(CBS/AP) - Steve Jobs on Monday introduced more than just a cloud storage system for songs that fans buy legitimately through iTunes.
He unveiled a system that might finally get music lovers to pay for the songs they got through less-than-proper means.
Aside from offering to freely distribute new and old iTunes purchases on all of a user's devices, the Apple impresario unveiled "iTunes Match," a $25-a-year service starting this fall that will scan users' devices and hard drives for music acquired in other ways, store it on distant computer servers and allow them to access it anywhere.
The service acknowledges a well-known fact - that most music on iPods, iPhones and iPads was ripped or swapped. Apple reached a deal that gives recording companies more than 70 percent of the new fees, addressing a dark secret that has crippled the music industry, and provides them with some economic payback.

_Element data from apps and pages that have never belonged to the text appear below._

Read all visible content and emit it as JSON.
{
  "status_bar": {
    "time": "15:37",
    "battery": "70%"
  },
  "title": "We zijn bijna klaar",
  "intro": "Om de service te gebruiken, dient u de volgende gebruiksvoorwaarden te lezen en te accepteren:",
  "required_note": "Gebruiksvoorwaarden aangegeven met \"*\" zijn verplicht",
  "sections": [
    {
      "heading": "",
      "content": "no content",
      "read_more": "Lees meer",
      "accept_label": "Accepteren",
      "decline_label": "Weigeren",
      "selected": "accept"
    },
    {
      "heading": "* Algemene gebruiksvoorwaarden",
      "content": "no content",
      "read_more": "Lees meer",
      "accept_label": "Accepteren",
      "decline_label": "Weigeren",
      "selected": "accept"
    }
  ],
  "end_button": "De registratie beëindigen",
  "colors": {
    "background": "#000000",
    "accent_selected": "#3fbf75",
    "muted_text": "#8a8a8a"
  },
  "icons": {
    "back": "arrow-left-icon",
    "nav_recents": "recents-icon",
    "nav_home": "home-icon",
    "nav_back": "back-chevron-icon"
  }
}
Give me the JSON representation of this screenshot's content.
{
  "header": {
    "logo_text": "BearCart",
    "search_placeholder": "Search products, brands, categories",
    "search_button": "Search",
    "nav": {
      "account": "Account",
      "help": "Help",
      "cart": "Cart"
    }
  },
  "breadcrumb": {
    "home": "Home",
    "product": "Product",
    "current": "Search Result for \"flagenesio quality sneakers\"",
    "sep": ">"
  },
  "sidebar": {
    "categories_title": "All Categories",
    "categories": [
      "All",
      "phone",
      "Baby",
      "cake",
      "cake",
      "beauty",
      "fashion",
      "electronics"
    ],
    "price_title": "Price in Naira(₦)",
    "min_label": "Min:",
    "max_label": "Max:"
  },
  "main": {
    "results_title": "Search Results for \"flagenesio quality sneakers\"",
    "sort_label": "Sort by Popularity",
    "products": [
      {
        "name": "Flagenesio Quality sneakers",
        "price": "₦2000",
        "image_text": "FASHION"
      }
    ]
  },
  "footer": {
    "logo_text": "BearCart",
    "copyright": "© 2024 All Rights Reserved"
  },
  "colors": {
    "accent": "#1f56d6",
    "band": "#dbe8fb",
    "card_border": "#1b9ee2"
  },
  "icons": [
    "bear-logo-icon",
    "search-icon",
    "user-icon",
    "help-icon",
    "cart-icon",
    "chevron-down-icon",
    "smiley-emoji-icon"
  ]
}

Where Apple is able to identify and match songs from its 18 million-song database, it will transfer them into the user's iCloud, a storage area housed on servers, including those at a massive new data center in North Carolina.
"The chances are awfully good that we've got the songs in our store that you've ripped," Jobs said.
Where songs can't be identified - say of bootlegged concert recordings - users can manually upload them to the cloud and gain the same access.
Jobs called it "an industry-leading offer" compared with similar song-uploading storage services recently introduced by Amazon.com Inc. and Google Inc. The limit of "iTunes Match" is 25,000 songs, and the service will update lesser-quality song files to iTunes standards. ITunes purchases do not count against the limit.